In the Depot’s dimly lit space Fleming expressed gratitude to her fans for braving the roads. “It is so nice to be back in Billings,” she said.
With a sense of humor about her, Fleming joked her band only seems to travel to Billings when the weather is terrible. Leaving for Billings at the “crack of noon,” she said, the group embarked on treacherous travel across I-90. Fleming estimated they were witness to more than 15 wrecks before arriving in Billings—only to snap the key off in the trailer’s lock due to the frigid temperatures. After breaking into their own trailer, the group quickly prepped for the evening, appearing only a bit shaken.
“We said our prayers and here we are,” Fleming said. “So, we’re especially excited to be here playing music for you.”
Before Fleming took the stage, her husband Jake led an instrumental number. “Hope you didn’t bring anything to throw,” he said. “If you must, throw snowballs.”
The weather may have kept people from filling the Depot on Friday night, but the Fleming warmed crowds with tales of time spent in Hawaii, Valentine’s Day forgetfulness, and other stories of the musicians’ time together.
The six-piece group included Chris Cundy on keyboards, Craig Hall on guitar, Sean Lehmann on bass, Jake Fleming on saxophone and acoustic guitar, Adam Greenberg on drums, and Jeni Fleming on vocals. When Fleming took the stage, she opened her voice with a rendition of The Association’s “Never My Love.”
A conversational and comfortable performer, Fleming prefaced songs with personal stories and details of her and Jake’s life together.
“Here I Stand” sprung from a daylong fight she and Jake were in. From the new album, “Happy Valentine’s Day” is a piece Jake wrote after he awoke on Valentine’s Day and realized he had forgot a “gift and/or card,” Fleming expressed.
When Fleming performed Dobie Gray’s “Drift Away,” she described a gig in Hawaii she attended. “We played two hours to 200 people who had no idea we were there,” Fleming said, “and we stayed a week.”
A sultry and smooth cover of the Beatle’s “Can’t Buy me Love” further hit home Fleming’s theme of sharing moments of life and love together.

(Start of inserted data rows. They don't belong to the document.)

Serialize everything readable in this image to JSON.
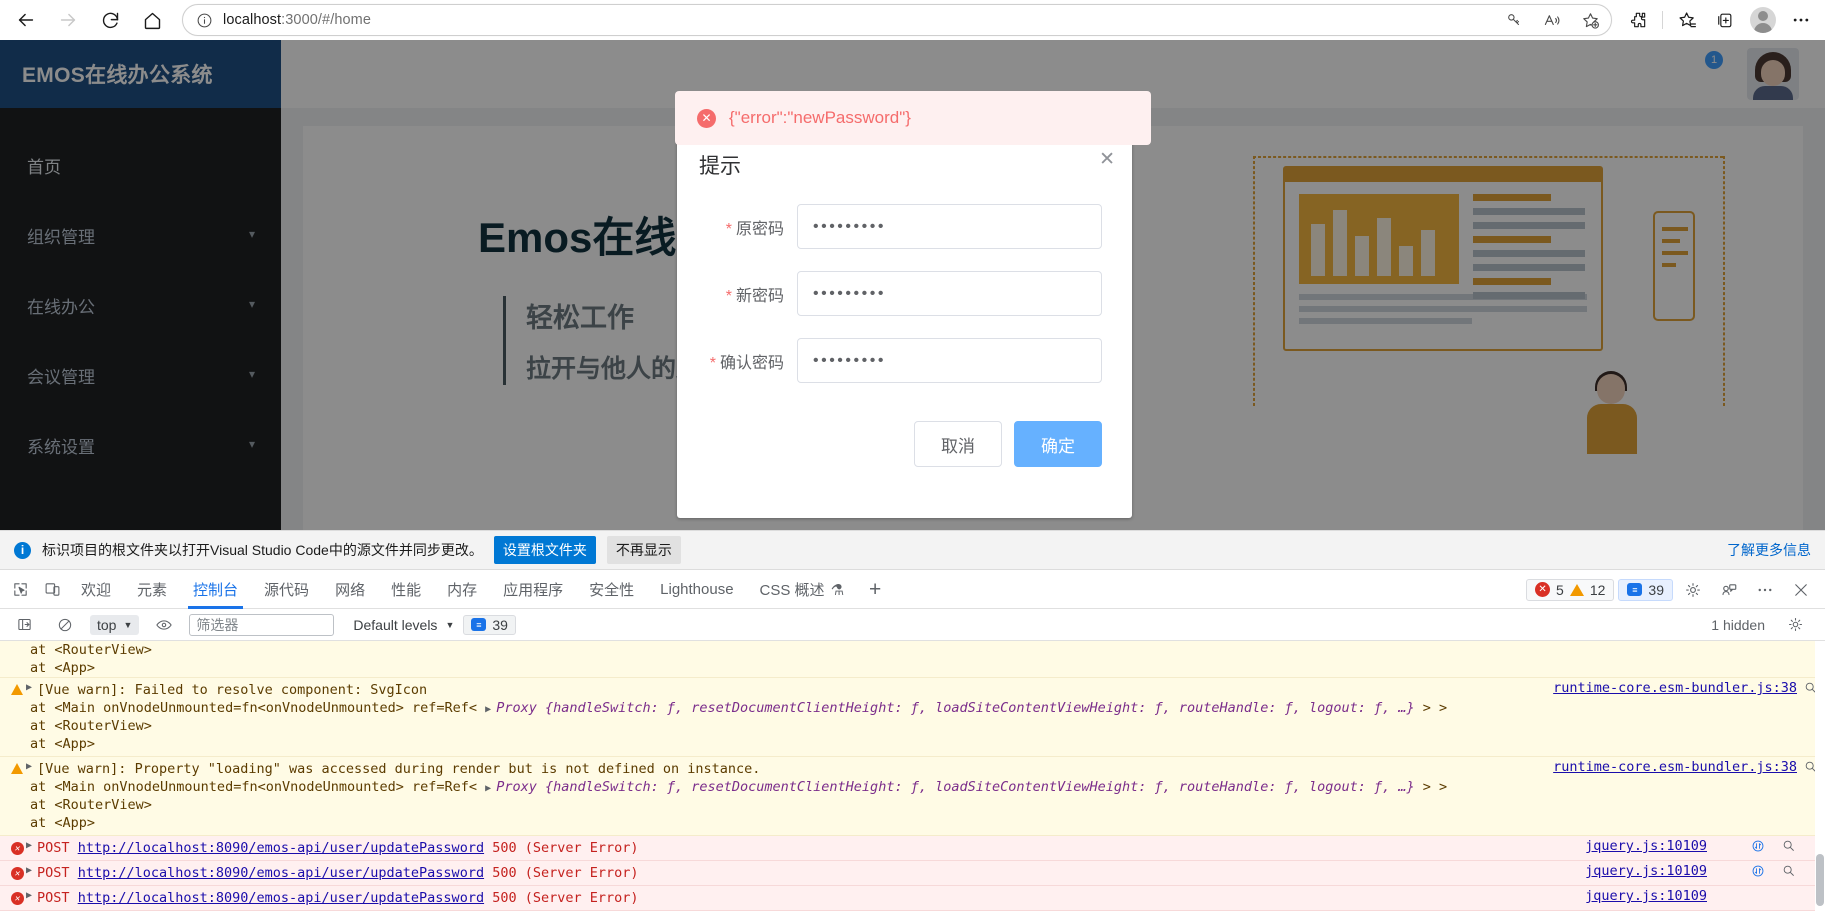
{
  "browser": {
    "back_label": "back-arrow",
    "forward_label": "forward-arrow",
    "reload_label": "reload",
    "home_label": "home",
    "url_prefix": "localhost",
    "url_suffix": ":3000/#/home",
    "url_full": "localhost:3000/#/home",
    "icons": {
      "site_info": "info-icon",
      "password_key": "key-icon",
      "read_aloud": "read-aloud-icon",
      "add_favorite": "add-favorite-icon",
      "extensions": "extensions-icon",
      "favorites": "favorites-icon",
      "collections": "collections-icon",
      "profile": "profile-avatar",
      "settings_more": "more-options-icon"
    }
  },
  "app": {
    "logo": "EMOS在线办公系统",
    "menu": [
      {
        "label": "首页",
        "expandable": false,
        "active": true
      },
      {
        "label": "组织管理",
        "expandable": true,
        "active": false
      },
      {
        "label": "在线办公",
        "expandable": true,
        "active": false
      },
      {
        "label": "会议管理",
        "expandable": true,
        "active": false
      },
      {
        "label": "系统设置",
        "expandable": true,
        "active": false
      }
    ],
    "topbar": {
      "notification_count": "1"
    },
    "hero": {
      "title": "Emos在线办公系统",
      "subtitle": "轻松工作",
      "subtitle2": "拉开与他人的距离"
    }
  },
  "toast": {
    "icon": "error-circle-icon",
    "close_glyph": "✕",
    "message": "{\"error\":\"newPassword\"}",
    "bg_color": "#fef0f0",
    "text_color": "#f56c6c"
  },
  "dialog": {
    "title": "提示",
    "close_glyph": "✕",
    "fields": [
      {
        "label": "原密码",
        "required": true,
        "value": "•••••••••"
      },
      {
        "label": "新密码",
        "required": true,
        "value": "•••••••••"
      },
      {
        "label": "确认密码",
        "required": true,
        "value": "•••••••••"
      }
    ],
    "cancel_label": "取消",
    "confirm_label": "确定",
    "confirm_color": "#66b1ff"
  },
  "notif_bar": {
    "icon": "info-icon",
    "message": "标识项目的根文件夹以打开Visual Studio Code中的源文件并同步更改。",
    "primary_button": "设置根文件夹",
    "secondary_button": "不再显示",
    "link": "了解更多信息"
  },
  "devtools": {
    "inspect_icon": "inspect-element-icon",
    "device_icon": "device-toolbar-icon",
    "tabs": [
      {
        "label": "欢迎",
        "active": false
      },
      {
        "label": "元素",
        "active": false
      },
      {
        "label": "控制台",
        "active": true
      },
      {
        "label": "源代码",
        "active": false
      },
      {
        "label": "网络",
        "active": false
      },
      {
        "label": "性能",
        "active": false
      },
      {
        "label": "内存",
        "active": false
      },
      {
        "label": "应用程序",
        "active": false
      },
      {
        "label": "安全性",
        "active": false
      },
      {
        "label": "Lighthouse",
        "active": false
      },
      {
        "label": "CSS 概述",
        "active": false
      }
    ],
    "add_tab_glyph": "+",
    "counters": {
      "errors": "5",
      "warnings": "12",
      "messages": "39"
    },
    "header_icons": {
      "settings": "gear-icon",
      "devices": "devices-icon",
      "more": "more-options-icon",
      "close": "close-icon"
    },
    "toolbar": {
      "sidebar_icon": "console-sidebar-icon",
      "clear_icon": "clear-console-icon",
      "context": "top",
      "eye_icon": "live-expression-icon",
      "filter_placeholder": "筛选器",
      "filter_value": "",
      "levels": "Default levels",
      "message_count": "39",
      "hidden_text": "1 hidden",
      "settings_icon": "gear-icon"
    },
    "console_rows": [
      {
        "type": "plain",
        "indent": true,
        "text": "at <RouterView>",
        "source": "",
        "source_icons": []
      },
      {
        "type": "plain",
        "indent": true,
        "text": "at <App>",
        "source": "",
        "source_icons": []
      },
      {
        "type": "warn",
        "indent": false,
        "toggle": "▶",
        "text": "[Vue warn]: Failed to resolve component: SvgIcon",
        "source": "runtime-core.esm-bundler.js:38",
        "source_icons": [
          "search-icon"
        ]
      },
      {
        "type": "warn",
        "indent": true,
        "text_pre": "at <Main onVnodeUnmounted=fn<onVnodeUnmounted> ref=Ref< ",
        "toggle2": "▶",
        "proxy": "Proxy {handleSwitch: ƒ, resetDocumentClientHeight: ƒ, loadSiteContentViewHeight: ƒ, routeHandle: ƒ, logout: ƒ, …}",
        "text_post": " > >",
        "source": "",
        "source_icons": []
      },
      {
        "type": "warn",
        "indent": true,
        "text": "at <RouterView>",
        "source": "",
        "source_icons": []
      },
      {
        "type": "warn",
        "indent": true,
        "text": "at <App>",
        "source": "",
        "source_icons": []
      },
      {
        "type": "warn",
        "indent": false,
        "toggle": "▶",
        "text": "[Vue warn]: Property \"loading\" was accessed during render but is not defined on instance.",
        "source": "runtime-core.esm-bundler.js:38",
        "source_icons": [
          "search-icon"
        ]
      },
      {
        "type": "warn",
        "indent": true,
        "text_pre": "at <Main onVnodeUnmounted=fn<onVnodeUnmounted> ref=Ref< ",
        "toggle2": "▶",
        "proxy": "Proxy {handleSwitch: ƒ, resetDocumentClientHeight: ƒ, loadSiteContentViewHeight: ƒ, routeHandle: ƒ, logout: ƒ, …}",
        "text_post": " > >",
        "source": "",
        "source_icons": []
      },
      {
        "type": "warn",
        "indent": true,
        "text": "at <RouterView>",
        "source": "",
        "source_icons": []
      },
      {
        "type": "warn",
        "indent": true,
        "text": "at <App>",
        "source": "",
        "source_icons": []
      },
      {
        "type": "error",
        "indent": false,
        "toggle": "▶",
        "method": "POST",
        "url": "http://localhost:8090/emos-api/user/updatePassword",
        "status": "500 (Server Error)",
        "source": "jquery.js:10109",
        "source_icons": [
          "network-icon",
          "search-icon"
        ]
      },
      {
        "type": "error",
        "indent": false,
        "toggle": "▶",
        "method": "POST",
        "url": "http://localhost:8090/emos-api/user/updatePassword",
        "status": "500 (Server Error)",
        "source": "jquery.js:10109",
        "source_icons": [
          "network-icon",
          "search-icon"
        ]
      },
      {
        "type": "error",
        "indent": false,
        "toggle": "▶",
        "method": "POST",
        "url": "http://localhost:8090/emos-api/user/updatePassword",
        "status": "500 (Server Error)",
        "source": "jquery.js:10109",
        "source_icons": [
          "network-icon",
          "search-icon"
        ]
      }
    ]
  }
}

Three years in the making, Fleming released her seventh album, “Come to Life,” in early November. “It took a while to bring to fruition,” she said. The group continues their CD release celebration in Whitefish on Dec. 18 and in Kalispell on Dec. 19.